the edifice of Western metaphysics and reveal what he deemed its incompatible foundations. In Of Grammatology (1967, tr. 1976), for example, Derrida contended that Western metaphysics (e.g., the work of Saussure, whose theories he rejected) had judged writing to be inferior to speech, not comprehending that the features of writing that supposedly render it inferior to speech are actually essential features of both. He argued that language only refers to other language, thereby negating the idea of a single, valid
of a text as intended by the author. Rather, the author's intentions are subverted by the free play of language, giving rise to many meanings the author never intended.
Derrida had a major influence on literary critics, particularly in American universities and especially on those of the "Yale school," including Paul de Man, Geoffrey Hartman, and J. Hillis Miller. These deconstructionists, along with Derrida, dominated the field of literary criticism in the 1970s and early 1980s. Influential in other fields as well, the philosophy and methodology of deconstruction was subsequently expanded to apply to a variety of arts and social sciences including such disciplines as linguistics, anthropology, and political science. Derrida's writings include Writing and Difference (1967, tr. 1978), Margins of Philosophy (1972, tr. 1982), Limited Inc. (1977), The Post Card (1980, tr. 1987), Aporias (tr. 1993), and The Gift of Death (tr. 1995).
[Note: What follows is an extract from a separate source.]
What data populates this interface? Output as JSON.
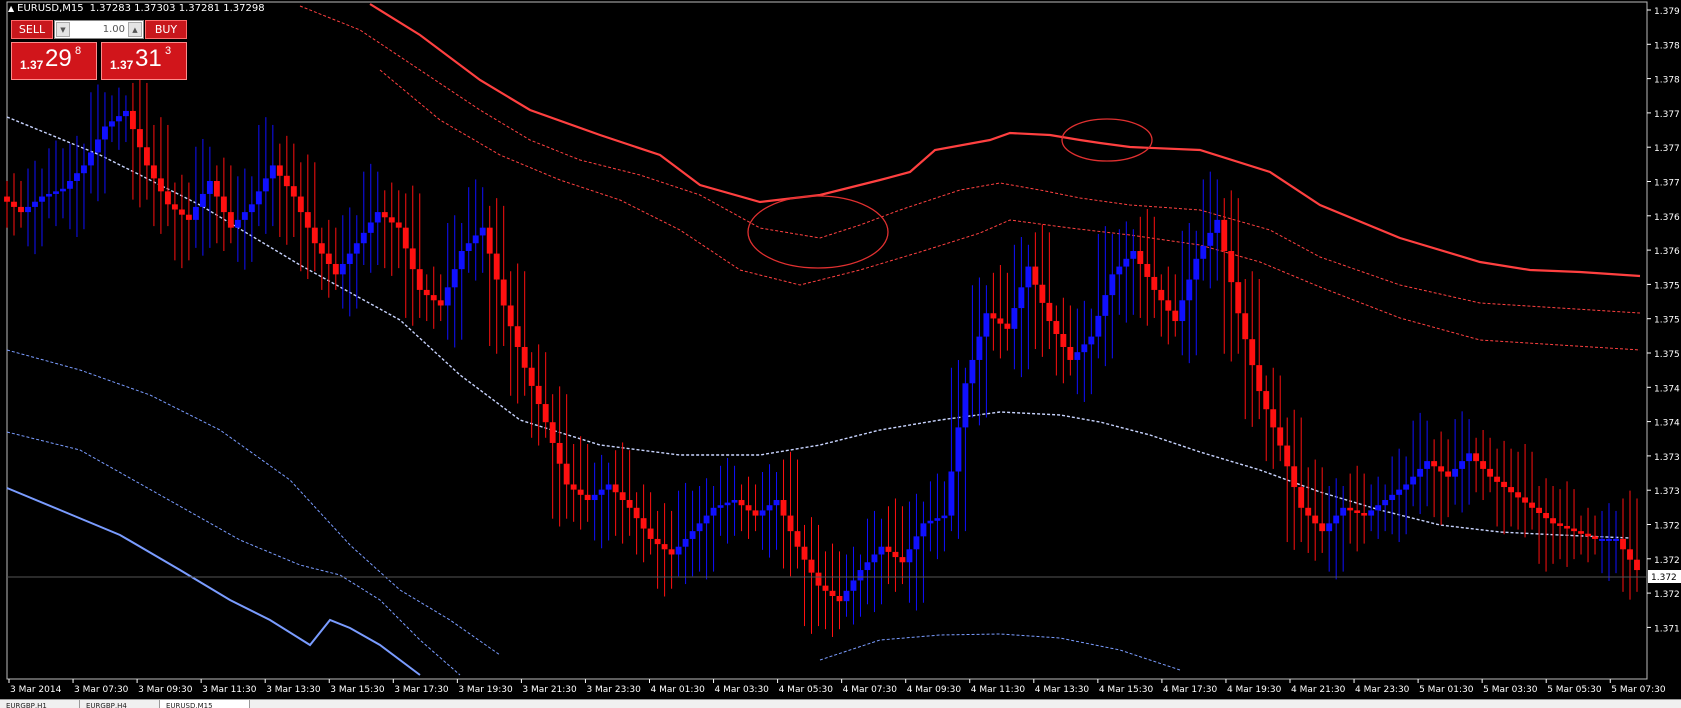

See biography by B. Peeters (2012); study by C. Norris (1987); A. Z. Kofman, dir., Derrida (documentary, 2002).